Updated: Sep 14, 2020
With there being so many misconceptions between a trademark, patent and copyright, we grabbed the official definitions from the United States Patent and Trademark Office.
Depending on what you sell, you may want to look into any or all of three and see if it is needed for your business. Once your brand becomes popular and recognizable, this is definitely something you will need to look into.
Here are the basic definitions:
Trademark: A word, name, logo, slogan, phrase, symbol, and/or design that identifies and distinguishes the source of the goods of one party from those of others.
Copyright: Protects works of authorship, such as writings, music and works of art that have been tangibly expressed.
Now, let's take a deep dive into each...
Unlike patents and copyrights, trademarks do not expire after a set term of years. Trademark rights come from actual “use” (see below). Therefore, a trademark can last forever - so long as you continue to use the mark in commerce to indicate the source of goods and services. A trademark registration can also last forever - so long as you file specific documents and pay fees at regular intervals.
Each time you use your mark, it is best to use a designation with it. If registered with the USPTO, use the ® symbol after your mark.
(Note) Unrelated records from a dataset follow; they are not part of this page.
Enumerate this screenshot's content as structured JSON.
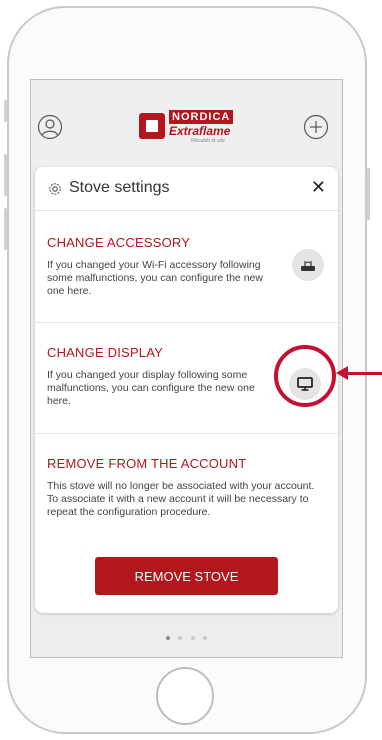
{
  "header": {
    "brand_name": "NORDICA",
    "brand_sub": "Extraflame",
    "brand_tagline": "Riscaldo la vita"
  },
  "settings": {
    "title": "Stove settings",
    "close_label": "✕",
    "change_accessory": {
      "title": "CHANGE ACCESSORY",
      "description": "If you changed your Wi-Fi accessory following some malfunctions, you can configure the new one here."
    },
    "change_display": {
      "title": "CHANGE DISPLAY",
      "description": "If you changed your display following some malfunctions, you can configure the new one here."
    },
    "remove_account": {
      "title": "REMOVE FROM THE ACCOUNT",
      "description": "This stove will no longer be associated with your account. To associate it with a new account it will be necessary to repeat the configuration procedure.",
      "button_label": "REMOVE STOVE"
    }
  },
  "pager": {
    "pages": 4,
    "active": 1
  },
  "icons": {
    "profile": "user-icon",
    "add": "plus-circle-icon",
    "settings": "gear-icon",
    "router": "router-icon",
    "display": "monitor-icon"
  },
  "colors": {
    "accent": "#b3161c",
    "annotation": "#c8102e",
    "button_bg": "#e4e4e4"
  }
}
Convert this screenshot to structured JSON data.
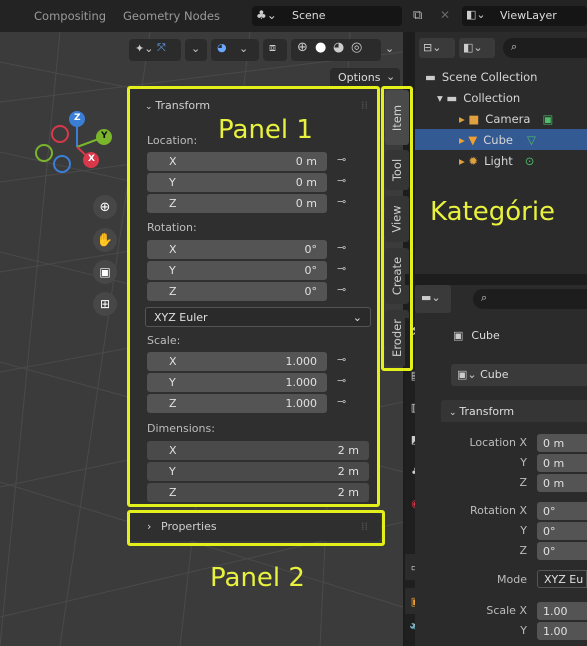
{
  "topbar": {
    "tabs": [
      "Compositing",
      "Geometry Nodes"
    ],
    "scene": "Scene",
    "view_layer": "ViewLayer"
  },
  "viewport": {
    "options_label": "Options",
    "gizmo": {
      "z": "Z",
      "y": "Y",
      "x": "X"
    }
  },
  "npanel": {
    "transform_title": "Transform",
    "location_label": "Location:",
    "location": [
      {
        "axis": "X",
        "value": "0 m"
      },
      {
        "axis": "Y",
        "value": "0 m"
      },
      {
        "axis": "Z",
        "value": "0 m"
      }
    ],
    "rotation_label": "Rotation:",
    "rotation": [
      {
        "axis": "X",
        "value": "0°"
      },
      {
        "axis": "Y",
        "value": "0°"
      },
      {
        "axis": "Z",
        "value": "0°"
      }
    ],
    "rotation_mode": "XYZ Euler",
    "scale_label": "Scale:",
    "scale": [
      {
        "axis": "X",
        "value": "1.000"
      },
      {
        "axis": "Y",
        "value": "1.000"
      },
      {
        "axis": "Z",
        "value": "1.000"
      }
    ],
    "dimensions_label": "Dimensions:",
    "dimensions": [
      {
        "axis": "X",
        "value": "2 m"
      },
      {
        "axis": "Y",
        "value": "2 m"
      },
      {
        "axis": "Z",
        "value": "2 m"
      }
    ],
    "properties_title": "Properties"
  },
  "side_tabs": [
    "Item",
    "Tool",
    "View",
    "Create",
    "Eroder"
  ],
  "outliner": {
    "scene_collection": "Scene Collection",
    "collection": "Collection",
    "items": [
      "Camera",
      "Cube",
      "Light"
    ]
  },
  "properties": {
    "object_name": "Cube",
    "mesh_name": "Cube",
    "transform_title": "Transform",
    "rows": [
      {
        "label": "Location X",
        "value": "0 m"
      },
      {
        "label": "Y",
        "value": "0 m"
      },
      {
        "label": "Z",
        "value": "0 m"
      },
      {
        "label": "Rotation X",
        "value": "0°"
      },
      {
        "label": "Y",
        "value": "0°"
      },
      {
        "label": "Z",
        "value": "0°"
      },
      {
        "label": "Mode",
        "value": "XYZ Eu"
      },
      {
        "label": "Scale X",
        "value": "1.00"
      },
      {
        "label": "Y",
        "value": "1.00"
      }
    ]
  },
  "annotations": {
    "panel1": "Panel 1",
    "panel2": "Panel 2",
    "category": "Kategórie"
  },
  "colors": {
    "annotation": "#e4f01a",
    "selection": "#335a92"
  }
}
If not yet registered, you may use TM for goods or SM for services, to indicate that you have adopted this as a “common law” trademark or service mark.
EXAMPLES: COCO Chanel, McDonald's Golden Arch, Geico's Talking Gecko, Bob Seger and the Silver Bullet Band hit single "Like a Rock" (which was used more than years on Chevrolet commercials).
The duration of copyright protection depends on several factors. For works created by an individual, protection lasts for the life of the author, plus 70 years. For works created anonymously, pseudonymously, and for hire, protection lasts 95 years from the date of publication or 120 years from the date of creation, whichever is shorter.
For information on copyrights, please contact the U.S. Copyright Office (link is external)(a division of the Library of Congress).
EXAMPLES: Star Wars movies, Scripts, lyrics, drawings, literary works, etc.